Thank you to our families and friends, who came to Denver to be with us and who have been instrumental in our mental and emotional healing in ways they will never know.  I know that Joe and Shirley endured the pain right along with me. Watching chemo beat up on Larry was almost as brutal on us as it was on him. They never stopped praying or cheerleading and they had two dogs in this fight!

The Blue Gloved Group. Day -3

Love you and thank you—Sierra and Savannah, who called and face-timed with their dad EVERY SINGLE DAY. Those few minutes each day allowed him to step outside of the moment and to connect to the real world and to their lives.

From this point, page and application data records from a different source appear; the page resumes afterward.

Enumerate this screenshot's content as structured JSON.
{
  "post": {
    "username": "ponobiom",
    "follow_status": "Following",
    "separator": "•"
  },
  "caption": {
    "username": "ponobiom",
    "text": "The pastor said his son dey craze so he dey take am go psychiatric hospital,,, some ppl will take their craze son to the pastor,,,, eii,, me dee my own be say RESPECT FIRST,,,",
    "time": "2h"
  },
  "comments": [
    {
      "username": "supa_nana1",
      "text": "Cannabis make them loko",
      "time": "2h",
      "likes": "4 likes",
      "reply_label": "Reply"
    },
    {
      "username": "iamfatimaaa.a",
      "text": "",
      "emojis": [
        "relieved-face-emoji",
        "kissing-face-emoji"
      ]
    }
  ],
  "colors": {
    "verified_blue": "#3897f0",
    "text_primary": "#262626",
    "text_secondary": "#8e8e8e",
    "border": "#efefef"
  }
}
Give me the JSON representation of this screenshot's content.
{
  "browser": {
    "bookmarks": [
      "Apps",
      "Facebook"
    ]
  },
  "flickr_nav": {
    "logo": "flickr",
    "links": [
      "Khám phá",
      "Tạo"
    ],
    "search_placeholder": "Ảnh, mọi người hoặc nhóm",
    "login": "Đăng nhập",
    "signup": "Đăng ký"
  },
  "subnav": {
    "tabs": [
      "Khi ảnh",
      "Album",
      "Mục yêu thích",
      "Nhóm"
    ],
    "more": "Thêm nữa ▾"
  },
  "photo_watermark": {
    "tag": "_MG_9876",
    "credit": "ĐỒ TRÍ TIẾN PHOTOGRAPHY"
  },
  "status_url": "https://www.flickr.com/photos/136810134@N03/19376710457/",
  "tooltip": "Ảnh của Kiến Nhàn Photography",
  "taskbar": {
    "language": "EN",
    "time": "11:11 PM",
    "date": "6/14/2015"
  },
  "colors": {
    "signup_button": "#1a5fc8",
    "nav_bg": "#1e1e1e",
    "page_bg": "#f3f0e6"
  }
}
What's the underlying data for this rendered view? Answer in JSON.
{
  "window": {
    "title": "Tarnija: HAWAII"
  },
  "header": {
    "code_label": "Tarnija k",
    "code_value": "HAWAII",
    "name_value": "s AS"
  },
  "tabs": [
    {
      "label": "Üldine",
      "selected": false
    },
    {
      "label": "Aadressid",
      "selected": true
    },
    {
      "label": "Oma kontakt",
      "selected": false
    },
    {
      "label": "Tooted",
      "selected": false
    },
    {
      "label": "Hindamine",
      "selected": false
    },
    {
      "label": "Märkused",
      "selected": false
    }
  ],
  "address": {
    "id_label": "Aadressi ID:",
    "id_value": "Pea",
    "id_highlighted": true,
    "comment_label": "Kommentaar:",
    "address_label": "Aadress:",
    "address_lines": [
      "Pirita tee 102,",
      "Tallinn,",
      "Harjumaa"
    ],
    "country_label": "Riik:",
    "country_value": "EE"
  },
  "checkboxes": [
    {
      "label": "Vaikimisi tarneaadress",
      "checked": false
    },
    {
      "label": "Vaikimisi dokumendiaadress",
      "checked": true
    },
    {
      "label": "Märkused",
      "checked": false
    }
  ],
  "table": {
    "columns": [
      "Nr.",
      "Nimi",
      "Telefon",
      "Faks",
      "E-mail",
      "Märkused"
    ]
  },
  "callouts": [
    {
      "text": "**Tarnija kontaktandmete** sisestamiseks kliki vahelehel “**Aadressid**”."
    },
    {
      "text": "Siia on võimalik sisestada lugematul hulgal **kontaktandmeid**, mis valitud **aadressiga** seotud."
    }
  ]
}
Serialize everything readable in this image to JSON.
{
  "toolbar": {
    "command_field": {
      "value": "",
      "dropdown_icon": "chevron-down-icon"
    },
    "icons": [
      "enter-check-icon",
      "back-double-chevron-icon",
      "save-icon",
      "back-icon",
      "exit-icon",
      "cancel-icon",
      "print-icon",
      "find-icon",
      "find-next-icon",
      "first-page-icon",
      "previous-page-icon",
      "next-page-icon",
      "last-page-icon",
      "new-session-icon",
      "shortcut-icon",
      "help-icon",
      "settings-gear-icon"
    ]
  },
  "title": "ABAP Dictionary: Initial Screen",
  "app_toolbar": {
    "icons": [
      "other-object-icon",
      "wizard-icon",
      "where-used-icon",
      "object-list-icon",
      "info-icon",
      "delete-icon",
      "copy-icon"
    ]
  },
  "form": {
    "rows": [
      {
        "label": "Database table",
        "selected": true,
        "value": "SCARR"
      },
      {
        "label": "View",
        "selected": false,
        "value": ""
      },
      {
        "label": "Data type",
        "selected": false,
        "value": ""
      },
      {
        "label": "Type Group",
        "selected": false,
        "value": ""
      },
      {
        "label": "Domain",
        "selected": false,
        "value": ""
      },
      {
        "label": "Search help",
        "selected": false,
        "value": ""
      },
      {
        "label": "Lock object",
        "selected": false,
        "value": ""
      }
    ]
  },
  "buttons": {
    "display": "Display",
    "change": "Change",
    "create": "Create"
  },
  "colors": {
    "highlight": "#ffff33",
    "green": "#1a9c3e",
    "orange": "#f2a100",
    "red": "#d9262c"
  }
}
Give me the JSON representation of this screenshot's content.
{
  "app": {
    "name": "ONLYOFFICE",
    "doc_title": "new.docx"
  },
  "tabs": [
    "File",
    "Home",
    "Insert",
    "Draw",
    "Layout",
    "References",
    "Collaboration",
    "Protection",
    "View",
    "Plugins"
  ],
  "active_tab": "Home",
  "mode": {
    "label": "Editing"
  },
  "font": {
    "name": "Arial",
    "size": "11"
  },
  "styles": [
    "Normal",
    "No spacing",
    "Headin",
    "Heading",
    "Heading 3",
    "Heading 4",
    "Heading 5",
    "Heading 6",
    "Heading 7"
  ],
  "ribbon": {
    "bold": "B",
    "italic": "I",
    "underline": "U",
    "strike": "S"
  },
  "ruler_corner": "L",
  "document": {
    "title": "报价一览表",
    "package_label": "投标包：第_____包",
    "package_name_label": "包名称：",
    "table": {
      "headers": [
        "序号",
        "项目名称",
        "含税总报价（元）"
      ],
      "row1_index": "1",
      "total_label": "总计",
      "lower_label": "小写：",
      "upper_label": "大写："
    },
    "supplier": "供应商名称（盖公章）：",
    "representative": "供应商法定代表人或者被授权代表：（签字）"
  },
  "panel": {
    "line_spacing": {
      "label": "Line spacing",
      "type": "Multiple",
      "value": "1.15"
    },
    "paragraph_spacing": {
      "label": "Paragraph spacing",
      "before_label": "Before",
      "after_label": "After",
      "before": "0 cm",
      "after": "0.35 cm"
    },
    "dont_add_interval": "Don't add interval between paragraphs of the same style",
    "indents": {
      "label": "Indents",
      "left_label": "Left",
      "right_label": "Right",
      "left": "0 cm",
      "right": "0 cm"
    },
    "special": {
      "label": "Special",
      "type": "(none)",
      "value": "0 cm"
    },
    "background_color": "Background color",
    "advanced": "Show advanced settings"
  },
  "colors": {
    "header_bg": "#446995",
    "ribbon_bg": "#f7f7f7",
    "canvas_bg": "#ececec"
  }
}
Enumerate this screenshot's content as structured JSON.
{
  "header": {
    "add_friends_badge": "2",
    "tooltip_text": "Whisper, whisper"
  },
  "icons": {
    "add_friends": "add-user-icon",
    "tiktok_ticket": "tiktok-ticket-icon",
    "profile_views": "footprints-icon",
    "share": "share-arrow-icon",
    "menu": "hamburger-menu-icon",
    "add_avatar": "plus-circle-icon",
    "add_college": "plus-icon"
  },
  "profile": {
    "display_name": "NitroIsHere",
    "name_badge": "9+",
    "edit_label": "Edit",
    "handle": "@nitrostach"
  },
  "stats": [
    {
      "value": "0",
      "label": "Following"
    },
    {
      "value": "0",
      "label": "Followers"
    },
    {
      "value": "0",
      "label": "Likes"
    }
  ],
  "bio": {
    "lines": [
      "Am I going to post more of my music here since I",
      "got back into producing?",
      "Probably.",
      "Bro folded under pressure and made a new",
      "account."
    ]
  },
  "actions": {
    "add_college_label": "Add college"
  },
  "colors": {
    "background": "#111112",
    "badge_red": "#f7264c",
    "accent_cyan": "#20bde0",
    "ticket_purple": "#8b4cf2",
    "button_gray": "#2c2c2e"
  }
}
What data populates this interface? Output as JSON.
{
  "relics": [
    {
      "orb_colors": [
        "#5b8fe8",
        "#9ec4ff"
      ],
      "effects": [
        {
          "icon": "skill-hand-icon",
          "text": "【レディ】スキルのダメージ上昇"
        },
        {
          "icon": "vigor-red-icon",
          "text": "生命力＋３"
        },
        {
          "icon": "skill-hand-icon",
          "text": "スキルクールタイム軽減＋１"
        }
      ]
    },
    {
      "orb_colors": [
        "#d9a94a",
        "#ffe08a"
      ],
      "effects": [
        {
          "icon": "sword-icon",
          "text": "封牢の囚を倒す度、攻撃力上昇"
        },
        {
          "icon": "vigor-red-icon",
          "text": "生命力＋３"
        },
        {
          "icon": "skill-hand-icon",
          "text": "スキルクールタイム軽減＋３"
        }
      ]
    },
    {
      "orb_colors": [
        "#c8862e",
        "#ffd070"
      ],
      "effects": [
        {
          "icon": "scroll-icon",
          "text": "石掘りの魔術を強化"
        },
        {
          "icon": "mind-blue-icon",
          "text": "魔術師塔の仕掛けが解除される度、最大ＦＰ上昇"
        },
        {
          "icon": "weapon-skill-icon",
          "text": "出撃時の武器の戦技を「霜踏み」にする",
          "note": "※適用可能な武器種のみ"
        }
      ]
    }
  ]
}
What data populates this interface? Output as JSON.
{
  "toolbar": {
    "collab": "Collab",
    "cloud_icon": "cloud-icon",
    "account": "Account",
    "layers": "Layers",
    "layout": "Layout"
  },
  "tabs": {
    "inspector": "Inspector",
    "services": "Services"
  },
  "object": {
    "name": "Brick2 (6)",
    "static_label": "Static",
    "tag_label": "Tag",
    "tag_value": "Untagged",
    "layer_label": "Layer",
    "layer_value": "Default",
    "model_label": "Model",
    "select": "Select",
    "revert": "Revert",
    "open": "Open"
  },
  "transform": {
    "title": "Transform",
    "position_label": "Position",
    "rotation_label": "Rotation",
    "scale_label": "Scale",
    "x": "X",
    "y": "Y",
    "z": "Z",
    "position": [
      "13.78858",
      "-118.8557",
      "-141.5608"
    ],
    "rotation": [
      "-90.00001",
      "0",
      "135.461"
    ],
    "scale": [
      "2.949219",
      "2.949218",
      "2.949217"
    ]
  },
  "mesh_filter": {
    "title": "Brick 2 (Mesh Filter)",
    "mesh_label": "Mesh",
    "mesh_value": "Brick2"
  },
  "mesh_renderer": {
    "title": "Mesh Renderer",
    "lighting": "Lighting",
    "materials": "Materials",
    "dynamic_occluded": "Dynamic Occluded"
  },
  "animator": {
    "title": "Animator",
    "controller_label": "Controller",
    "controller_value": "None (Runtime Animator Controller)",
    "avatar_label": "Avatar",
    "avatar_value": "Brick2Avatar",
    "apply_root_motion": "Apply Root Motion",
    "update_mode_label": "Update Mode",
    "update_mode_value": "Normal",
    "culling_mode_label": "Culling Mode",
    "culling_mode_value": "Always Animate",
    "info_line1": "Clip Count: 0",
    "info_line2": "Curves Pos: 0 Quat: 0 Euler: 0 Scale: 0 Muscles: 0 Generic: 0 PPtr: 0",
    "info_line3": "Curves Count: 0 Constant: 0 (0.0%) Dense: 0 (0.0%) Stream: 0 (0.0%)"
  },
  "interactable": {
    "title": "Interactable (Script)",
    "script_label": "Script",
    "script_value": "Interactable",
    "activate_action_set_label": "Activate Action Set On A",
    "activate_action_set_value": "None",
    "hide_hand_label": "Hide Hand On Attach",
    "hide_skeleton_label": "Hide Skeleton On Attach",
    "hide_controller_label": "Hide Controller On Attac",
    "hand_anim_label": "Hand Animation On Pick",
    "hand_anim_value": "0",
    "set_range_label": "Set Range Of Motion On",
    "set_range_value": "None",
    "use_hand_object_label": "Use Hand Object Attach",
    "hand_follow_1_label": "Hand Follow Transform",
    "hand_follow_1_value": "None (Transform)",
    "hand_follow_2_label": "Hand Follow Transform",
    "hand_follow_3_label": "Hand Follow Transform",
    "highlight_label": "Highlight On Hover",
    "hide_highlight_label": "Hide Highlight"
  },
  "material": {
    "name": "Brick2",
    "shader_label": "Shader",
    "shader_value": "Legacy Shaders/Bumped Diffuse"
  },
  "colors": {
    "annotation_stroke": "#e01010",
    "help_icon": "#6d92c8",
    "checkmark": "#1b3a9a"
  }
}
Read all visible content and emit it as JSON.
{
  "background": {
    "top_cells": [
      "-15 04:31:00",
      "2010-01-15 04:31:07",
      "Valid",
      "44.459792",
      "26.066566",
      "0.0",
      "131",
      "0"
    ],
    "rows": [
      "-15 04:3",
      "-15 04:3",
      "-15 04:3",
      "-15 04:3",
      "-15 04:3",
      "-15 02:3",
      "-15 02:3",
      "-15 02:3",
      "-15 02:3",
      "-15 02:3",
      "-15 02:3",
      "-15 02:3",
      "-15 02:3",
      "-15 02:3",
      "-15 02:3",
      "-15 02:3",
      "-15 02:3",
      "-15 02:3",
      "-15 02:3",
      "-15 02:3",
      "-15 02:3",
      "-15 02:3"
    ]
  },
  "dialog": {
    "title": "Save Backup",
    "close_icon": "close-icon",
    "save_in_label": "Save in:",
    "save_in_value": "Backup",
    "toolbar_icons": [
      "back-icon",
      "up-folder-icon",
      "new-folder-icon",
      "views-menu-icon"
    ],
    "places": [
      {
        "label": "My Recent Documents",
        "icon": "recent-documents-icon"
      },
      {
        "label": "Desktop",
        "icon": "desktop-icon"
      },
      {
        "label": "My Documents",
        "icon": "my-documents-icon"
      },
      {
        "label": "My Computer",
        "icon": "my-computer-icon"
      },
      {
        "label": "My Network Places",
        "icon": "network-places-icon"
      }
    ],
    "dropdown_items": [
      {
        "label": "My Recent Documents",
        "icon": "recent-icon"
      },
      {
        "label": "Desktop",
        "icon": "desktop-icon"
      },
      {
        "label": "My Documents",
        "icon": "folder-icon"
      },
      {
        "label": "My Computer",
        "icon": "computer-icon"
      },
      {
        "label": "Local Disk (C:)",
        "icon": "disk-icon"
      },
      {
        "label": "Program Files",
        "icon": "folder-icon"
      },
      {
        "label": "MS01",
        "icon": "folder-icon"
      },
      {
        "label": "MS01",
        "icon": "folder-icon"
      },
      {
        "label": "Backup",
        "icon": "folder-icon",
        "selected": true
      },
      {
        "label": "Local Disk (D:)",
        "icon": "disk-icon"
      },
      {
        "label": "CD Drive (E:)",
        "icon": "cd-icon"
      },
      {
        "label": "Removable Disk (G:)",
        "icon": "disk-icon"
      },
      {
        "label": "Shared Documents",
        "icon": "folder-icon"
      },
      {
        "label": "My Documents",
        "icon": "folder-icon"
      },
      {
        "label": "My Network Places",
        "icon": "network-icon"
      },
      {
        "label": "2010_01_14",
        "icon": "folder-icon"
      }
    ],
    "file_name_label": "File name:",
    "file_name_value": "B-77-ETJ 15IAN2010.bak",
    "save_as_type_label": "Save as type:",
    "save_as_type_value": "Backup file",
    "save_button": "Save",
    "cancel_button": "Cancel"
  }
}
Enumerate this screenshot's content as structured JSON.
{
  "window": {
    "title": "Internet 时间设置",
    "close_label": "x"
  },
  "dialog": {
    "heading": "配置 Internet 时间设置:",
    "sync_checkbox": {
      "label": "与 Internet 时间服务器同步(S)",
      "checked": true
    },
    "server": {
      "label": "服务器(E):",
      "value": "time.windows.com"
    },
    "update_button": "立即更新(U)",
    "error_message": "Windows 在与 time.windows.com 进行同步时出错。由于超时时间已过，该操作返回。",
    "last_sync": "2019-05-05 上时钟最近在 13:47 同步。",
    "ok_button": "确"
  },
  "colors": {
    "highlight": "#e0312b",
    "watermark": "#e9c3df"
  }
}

We showed him a little sympathy and let him win one game. Day +5

To our little Paisley, who will never know what an important part she has played in her Cappy’s healing. For him to see her happily chatting about peacock ballerinas, her Jojo, and mermaids, was medicine. While most people who saw Larry commented on his weight loss, his hair—or lack of ~ his dwindling appetite, or his persistent weird rash, Paisley just wanted to know if he was he was coming to see her and did he want to see her Ballet Barbie and could she come stay in the bus with him. Her innocent oblivion was therapeutic.
A big dose of medicine in a small package!
 I’m guilty. I’ve looked at Larry and have seen “Cancer Patient” written on his forehead, yet Paisley was the one person who never saw his wounds. In her eyes, no matter how big the scar was he was already healed because he was never really sick. THAT, my friends is medicine.

A big hug goes to our dear friends Denny and Karen, who were there with us on DAY ZERO, which was the scariest day of our lives. They will never know how much it meant to us to have the support-love-camaraderie-distraction-dinner date on that day. There aren’t words and thank you doesn’t even begin to cover it.

Denny and Karen, with Larry, just hours after the transplant. Day Zero!

Here in Sheridan, we are most grateful to Dr. Marino and the Welch Cancer Center, whom have taken such good care of Larry, before and after the transplant. Since coming home last September Dr. Marino and his staff have been instrumental in making him transition from a patient to a survivor. (Damn….mascaras running now!)    

Rock Bottom...Day +100. No where to go from here but up!

This journey was not exactly on our itinerary of life, but after taking the detour together we know that we’ve traveled down a road that makes us really appreciate the prospect of our future. And it’s good. For that opportunity we are most grateful, to YOU, our family and our friends.

May God bless you all, he certainly did us!
Larry & Tammi

One year post transplant. Is it just me or does he look a new man? Day +361